Pittsburgh boxer Paul Spadafora is being sued by his long-time manager for breach of contract.
Al McCauley filed the complaint Monday in Allegheny County, alleging that his client of 15 years had boxed in a match at Mountaineer Casino, Racetrack and Resort in August without his consent and without paying Mr. McCauley a portion of the purse.
"Defendant Spadafora won his August boxing match," attorney Vincent Coppola wrote. "In light of this victory, his former world title and the boxing record that plaintiff McCauley helped him forge over the years, Mr. Spadafora is now poised to sign a multi-million dollar boxing contract for a title fight."
In the Aug. 18 match, Spadafora, who is 46-0-1, defeated Humberto Toledo.
Mr. McCauley has served as one of Spadafora's trainers since 1995. He became his manager in 1997 and signed a three-year contract with him on June 24, 2009, Mr. Coppola wrote.
The lawyer contends that Spadafora stopped following the terms of the contract more than a year before it expired.
"Due to the unique nature of the professional boxing industry and defendant Spadafora's specific circumstances and talents, and the necessity by which managers must develop their boxers' skills over the years to make them marketable and thus receive a return on the significant investment of time and money, the term of McCauley's contract with Mr. Spadafora must and should reflect a period of time equal to the length of time in which Mr. Spadafora has refused to cooperate and perform under the contract," according to the lawsuit.
Mr. McCauley alleges that Spadafora's actions impair his ability to conduct business with other boxers.
Spadafora filed notice of his own action against Mr. McCauley and others in Washington County Common Pleas Court earlier this month.
Joseph Horn, a New Jersey attorney who represents the boxer, said Mr. McCauley and Michael Acri Boxing Promotions, which used to represent Spadafora, attempted to interfere in the August bout at Mountaineer, sending letters to the venue threatening to have the fight stopped and seek damages.
"They should not have interfered with the contract that exists currently," Mr. Horn said.
He said he expects to file a lawsuit against them within 30 days of his writ being filed.
Mr. McCauley initially went to the Pennsylvania Athletic Commission to have the contract with Spadafora extended but lost there, the lawyer said.
"He sought them out and lost," Mr. Horn said. "He's not happy with the results in that venue."
This morning, Spadafora pleaded guilty before Allegheny County Common Pleas Judge Kelly Bigley to two counts of driving under the influence and one count of driving with a suspended license.
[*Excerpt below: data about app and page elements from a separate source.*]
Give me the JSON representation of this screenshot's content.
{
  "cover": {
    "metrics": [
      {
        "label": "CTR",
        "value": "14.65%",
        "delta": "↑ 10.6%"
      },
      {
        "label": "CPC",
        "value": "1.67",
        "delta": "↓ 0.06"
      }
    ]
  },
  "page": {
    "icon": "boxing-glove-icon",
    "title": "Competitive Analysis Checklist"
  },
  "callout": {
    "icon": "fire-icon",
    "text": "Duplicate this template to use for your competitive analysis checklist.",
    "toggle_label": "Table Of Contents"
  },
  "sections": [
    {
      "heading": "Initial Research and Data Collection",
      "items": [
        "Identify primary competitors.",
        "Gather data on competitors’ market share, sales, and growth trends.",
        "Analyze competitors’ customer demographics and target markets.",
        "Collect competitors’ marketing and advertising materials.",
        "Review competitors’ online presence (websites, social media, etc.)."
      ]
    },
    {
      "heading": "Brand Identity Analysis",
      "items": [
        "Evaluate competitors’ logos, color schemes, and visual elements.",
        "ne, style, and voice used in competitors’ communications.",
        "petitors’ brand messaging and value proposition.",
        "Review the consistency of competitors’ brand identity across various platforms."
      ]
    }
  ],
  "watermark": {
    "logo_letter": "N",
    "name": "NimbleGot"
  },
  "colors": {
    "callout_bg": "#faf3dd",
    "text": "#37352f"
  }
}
He was sentenced to four days alternative confinement to be followed by probation.
One count stemmed from an arrest on Sept. 22, 2011, by Jefferson police, and the other came a month later, on Oct. 22, by the Stowe police.
Paula Reed Ward: firstname.lastname@example.org or 412-263-2620.